• THE TASK
The whole listing is to be restated word for word with no images.

• DATA TO EXAMINE
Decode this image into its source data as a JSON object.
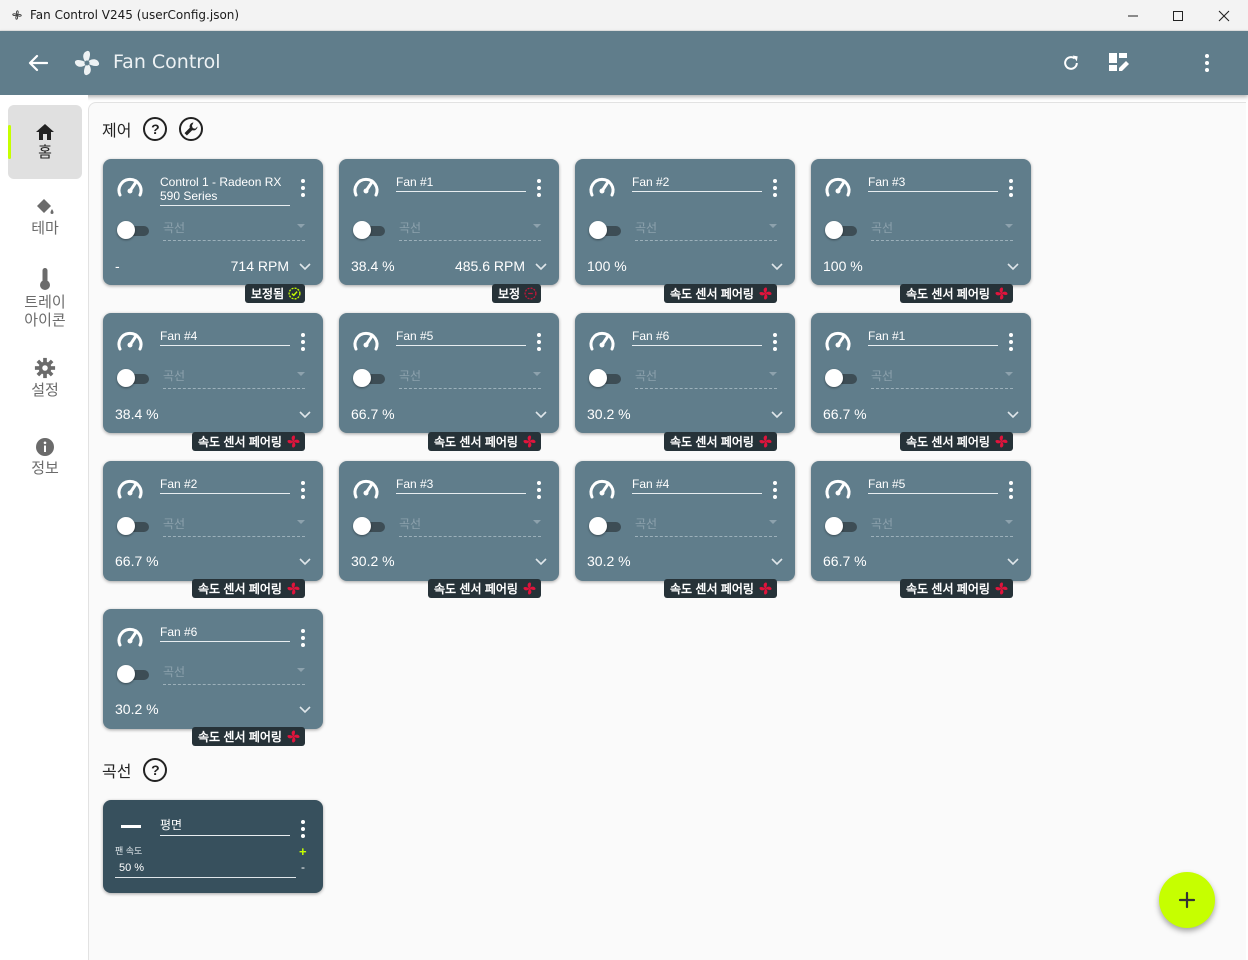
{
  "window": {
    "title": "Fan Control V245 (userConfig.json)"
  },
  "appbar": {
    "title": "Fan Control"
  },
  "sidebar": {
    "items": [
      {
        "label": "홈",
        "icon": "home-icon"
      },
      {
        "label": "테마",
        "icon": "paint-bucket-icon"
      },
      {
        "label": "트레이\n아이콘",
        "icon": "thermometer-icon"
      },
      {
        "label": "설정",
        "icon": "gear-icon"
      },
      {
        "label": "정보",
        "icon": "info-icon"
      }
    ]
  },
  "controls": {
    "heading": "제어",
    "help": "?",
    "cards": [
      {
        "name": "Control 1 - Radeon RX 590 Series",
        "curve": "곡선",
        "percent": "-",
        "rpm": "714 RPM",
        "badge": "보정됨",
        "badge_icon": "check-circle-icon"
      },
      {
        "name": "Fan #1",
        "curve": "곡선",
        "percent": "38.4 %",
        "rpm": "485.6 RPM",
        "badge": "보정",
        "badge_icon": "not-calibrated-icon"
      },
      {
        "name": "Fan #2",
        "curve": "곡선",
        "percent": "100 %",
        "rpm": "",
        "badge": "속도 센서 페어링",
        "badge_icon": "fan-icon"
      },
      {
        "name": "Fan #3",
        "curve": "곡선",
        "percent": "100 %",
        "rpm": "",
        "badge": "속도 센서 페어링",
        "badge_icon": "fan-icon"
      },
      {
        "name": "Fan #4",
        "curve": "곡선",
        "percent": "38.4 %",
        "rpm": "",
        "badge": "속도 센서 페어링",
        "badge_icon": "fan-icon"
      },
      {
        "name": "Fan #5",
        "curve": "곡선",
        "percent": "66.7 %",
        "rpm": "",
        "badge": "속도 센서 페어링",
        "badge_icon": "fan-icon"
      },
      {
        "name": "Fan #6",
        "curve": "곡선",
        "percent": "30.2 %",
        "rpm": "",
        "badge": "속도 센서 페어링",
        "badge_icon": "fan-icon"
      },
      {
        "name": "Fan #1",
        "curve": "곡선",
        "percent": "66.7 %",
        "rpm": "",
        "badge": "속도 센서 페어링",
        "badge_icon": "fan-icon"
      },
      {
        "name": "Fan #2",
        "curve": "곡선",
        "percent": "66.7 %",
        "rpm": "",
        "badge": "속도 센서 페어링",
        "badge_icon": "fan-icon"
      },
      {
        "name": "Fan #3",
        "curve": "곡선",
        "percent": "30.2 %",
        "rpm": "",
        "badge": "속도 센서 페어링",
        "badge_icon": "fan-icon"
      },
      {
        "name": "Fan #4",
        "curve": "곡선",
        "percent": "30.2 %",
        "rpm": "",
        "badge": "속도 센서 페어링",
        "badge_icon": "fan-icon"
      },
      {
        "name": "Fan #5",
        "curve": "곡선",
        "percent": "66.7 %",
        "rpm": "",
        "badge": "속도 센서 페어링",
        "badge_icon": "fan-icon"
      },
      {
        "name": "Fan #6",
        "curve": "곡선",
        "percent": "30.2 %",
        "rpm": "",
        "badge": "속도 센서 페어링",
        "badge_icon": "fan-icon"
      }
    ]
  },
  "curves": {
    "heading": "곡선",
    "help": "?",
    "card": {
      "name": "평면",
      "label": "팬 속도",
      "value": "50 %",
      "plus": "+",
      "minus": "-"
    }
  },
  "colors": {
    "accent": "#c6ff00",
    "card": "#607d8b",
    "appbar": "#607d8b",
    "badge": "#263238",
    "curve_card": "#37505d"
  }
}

• EXPECTED OUTPUT
Decode this image into its source data as a JSON object.
{
  "window": {
    "title": "Fan Control V245 (userConfig.json)"
  },
  "appbar": {
    "title": "Fan Control"
  },
  "sidebar": {
    "items": [
      {
        "label": "홈",
        "icon": "home-icon"
      },
      {
        "label": "테마",
        "icon": "paint-bucket-icon"
      },
      {
        "label": "트레이\n아이콘",
        "icon": "thermometer-icon"
      },
      {
        "label": "설정",
        "icon": "gear-icon"
      },
      {
        "label": "정보",
        "icon": "info-icon"
      }
    ]
  },
  "controls": {
    "heading": "제어",
    "help": "?",
    "cards": [
      {
        "name": "Control 1 - Radeon RX 590 Series",
        "curve": "곡선",
        "percent": "-",
        "rpm": "714 RPM",
        "badge": "보정됨",
        "badge_icon": "check-circle-icon"
      },
      {
        "name": "Fan #1",
        "curve": "곡선",
        "percent": "38.4 %",
        "rpm": "485.6 RPM",
        "badge": "보정",
        "badge_icon": "not-calibrated-icon"
      },
      {
        "name": "Fan #2",
        "curve": "곡선",
        "percent": "100 %",
        "rpm": "",
        "badge": "속도 센서 페어링",
        "badge_icon": "fan-icon"
      },
      {
        "name": "Fan #3",
        "curve": "곡선",
        "percent": "100 %",
        "rpm": "",
        "badge": "속도 센서 페어링",
        "badge_icon": "fan-icon"
      },
      {
        "name": "Fan #4",
        "curve": "곡선",
        "percent": "38.4 %",
        "rpm": "",
        "badge": "속도 센서 페어링",
        "badge_icon": "fan-icon"
      },
      {
        "name": "Fan #5",
        "curve": "곡선",
        "percent": "66.7 %",
        "rpm": "",
        "badge": "속도 센서 페어링",
        "badge_icon": "fan-icon"
      },
      {
        "name": "Fan #6",
        "curve": "곡선",
        "percent": "30.2 %",
        "rpm": "",
        "badge": "속도 센서 페어링",
        "badge_icon": "fan-icon"
      },
      {
        "name": "Fan #1",
        "curve": "곡선",
        "percent": "66.7 %",
        "rpm": "",
        "badge": "속도 센서 페어링",
        "badge_icon": "fan-icon"
      },
      {
        "name": "Fan #2",
        "curve": "곡선",
        "percent": "66.7 %",
        "rpm": "",
        "badge": "속도 센서 페어링",
        "badge_icon": "fan-icon"
      },
      {
        "name": "Fan #3",
        "curve": "곡선",
        "percent": "30.2 %",
        "rpm": "",
        "badge": "속도 센서 페어링",
        "badge_icon": "fan-icon"
      },
      {
        "name": "Fan #4",
        "curve": "곡선",
        "percent": "30.2 %",
        "rpm": "",
        "badge": "속도 센서 페어링",
        "badge_icon": "fan-icon"
      },
      {
        "name": "Fan #5",
        "curve": "곡선",
        "percent": "66.7 %",
        "rpm": "",
        "badge": "속도 센서 페어링",
        "badge_icon": "fan-icon"
      },
      {
        "name": "Fan #6",
        "curve": "곡선",
        "percent": "30.2 %",
        "rpm": "",
        "badge": "속도 센서 페어링",
        "badge_icon": "fan-icon"
      }
    ]
  },
  "curves": {
    "heading": "곡선",
    "help": "?",
    "card": {
      "name": "평면",
      "label": "팬 속도",
      "value": "50 %",
      "plus": "+",
      "minus": "-"
    }
  },
  "colors": {
    "accent": "#c6ff00",
    "card": "#607d8b",
    "appbar": "#607d8b",
    "badge": "#263238",
    "curve_card": "#37505d"
  }
}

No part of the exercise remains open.